Terre à Terre
Terre à Terre came as a combination of the intentions of Ben Landau & Lucile Sciallano (designers) and those of Matt and Lentil Pubrick (They grow and forage food and flowers in Nagambi).
Firstly, Ben and I wanted to use local clays to make slipcast tableware for the landowners. We approached Matt and Lentil because their organic farming practice matches with the idea of local production direct from the earth. What we didn’t anticipate was that we would end up making pieces for their wedding, and that they were also interested to return the clay to the land. Their interest was sustainable, or more accurately the symbolism of locality and permaculture. The land where they farm, and where the clay comes from, is also the groom’s family land, which has been in the family for generations.
The principle of digging up the clay and then returning it to the land mirrors the cycle which Matt and Lentil try to achieve through their farm production. They supply organic, hand planted and picked vegetables to restaurants in small amounts – and then pick up the waste from the restaurant compost bin and take it back to their farm.
The cycle of production and decomposition is reflected in the name of the project – Terre à Terre.
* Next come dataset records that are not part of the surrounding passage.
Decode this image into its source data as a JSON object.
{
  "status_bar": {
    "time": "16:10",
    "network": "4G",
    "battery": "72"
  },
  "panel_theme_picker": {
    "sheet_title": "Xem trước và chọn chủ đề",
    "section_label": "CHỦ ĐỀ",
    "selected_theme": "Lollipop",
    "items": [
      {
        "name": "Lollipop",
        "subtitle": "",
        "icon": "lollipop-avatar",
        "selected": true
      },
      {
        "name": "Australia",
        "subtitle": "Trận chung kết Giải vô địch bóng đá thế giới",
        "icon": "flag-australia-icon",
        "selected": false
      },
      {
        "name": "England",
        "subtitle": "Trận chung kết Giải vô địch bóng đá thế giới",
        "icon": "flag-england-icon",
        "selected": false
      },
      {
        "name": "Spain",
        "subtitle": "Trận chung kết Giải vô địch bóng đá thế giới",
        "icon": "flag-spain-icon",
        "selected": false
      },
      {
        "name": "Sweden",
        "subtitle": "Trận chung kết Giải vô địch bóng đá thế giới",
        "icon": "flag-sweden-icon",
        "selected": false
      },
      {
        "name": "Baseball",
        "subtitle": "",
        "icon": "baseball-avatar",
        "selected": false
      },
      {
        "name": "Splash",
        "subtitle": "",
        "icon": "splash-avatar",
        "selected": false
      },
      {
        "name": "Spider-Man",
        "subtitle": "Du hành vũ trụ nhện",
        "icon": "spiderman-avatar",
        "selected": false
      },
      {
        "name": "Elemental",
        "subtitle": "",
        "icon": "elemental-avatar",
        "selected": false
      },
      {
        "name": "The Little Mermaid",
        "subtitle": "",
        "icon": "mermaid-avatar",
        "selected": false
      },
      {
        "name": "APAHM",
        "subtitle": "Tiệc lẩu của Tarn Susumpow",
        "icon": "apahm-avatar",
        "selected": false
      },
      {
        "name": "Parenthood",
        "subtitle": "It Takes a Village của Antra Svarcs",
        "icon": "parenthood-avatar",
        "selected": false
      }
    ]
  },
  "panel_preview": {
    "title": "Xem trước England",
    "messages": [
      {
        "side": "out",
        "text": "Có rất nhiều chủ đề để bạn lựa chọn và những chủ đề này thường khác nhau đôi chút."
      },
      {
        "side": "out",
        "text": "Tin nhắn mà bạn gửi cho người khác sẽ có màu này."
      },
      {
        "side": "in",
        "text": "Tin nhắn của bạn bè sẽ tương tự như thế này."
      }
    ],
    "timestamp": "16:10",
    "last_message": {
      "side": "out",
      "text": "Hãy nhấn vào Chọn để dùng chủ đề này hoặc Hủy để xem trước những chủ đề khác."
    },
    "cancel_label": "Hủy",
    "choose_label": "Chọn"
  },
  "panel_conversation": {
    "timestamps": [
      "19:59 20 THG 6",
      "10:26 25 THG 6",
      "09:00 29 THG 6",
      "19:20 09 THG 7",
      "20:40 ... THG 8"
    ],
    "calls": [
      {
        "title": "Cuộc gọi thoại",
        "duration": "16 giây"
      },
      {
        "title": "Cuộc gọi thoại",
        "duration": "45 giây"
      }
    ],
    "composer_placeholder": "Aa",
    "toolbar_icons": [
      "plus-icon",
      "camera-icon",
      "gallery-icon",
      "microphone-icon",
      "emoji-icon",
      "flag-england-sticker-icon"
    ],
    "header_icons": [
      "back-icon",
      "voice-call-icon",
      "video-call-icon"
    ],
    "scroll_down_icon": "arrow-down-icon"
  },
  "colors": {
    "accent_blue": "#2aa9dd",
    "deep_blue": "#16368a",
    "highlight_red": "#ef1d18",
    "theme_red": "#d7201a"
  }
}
We would like to expand this method of local excavation and creating at different sites. The destruction is implied but not immediately necessary – we believe the tableware could also have a long life before it is returned to the earth. We may try to do this process at another farm near Warragul, and closer to home in Brunswick, knowing the rich ceramic heritage of the area.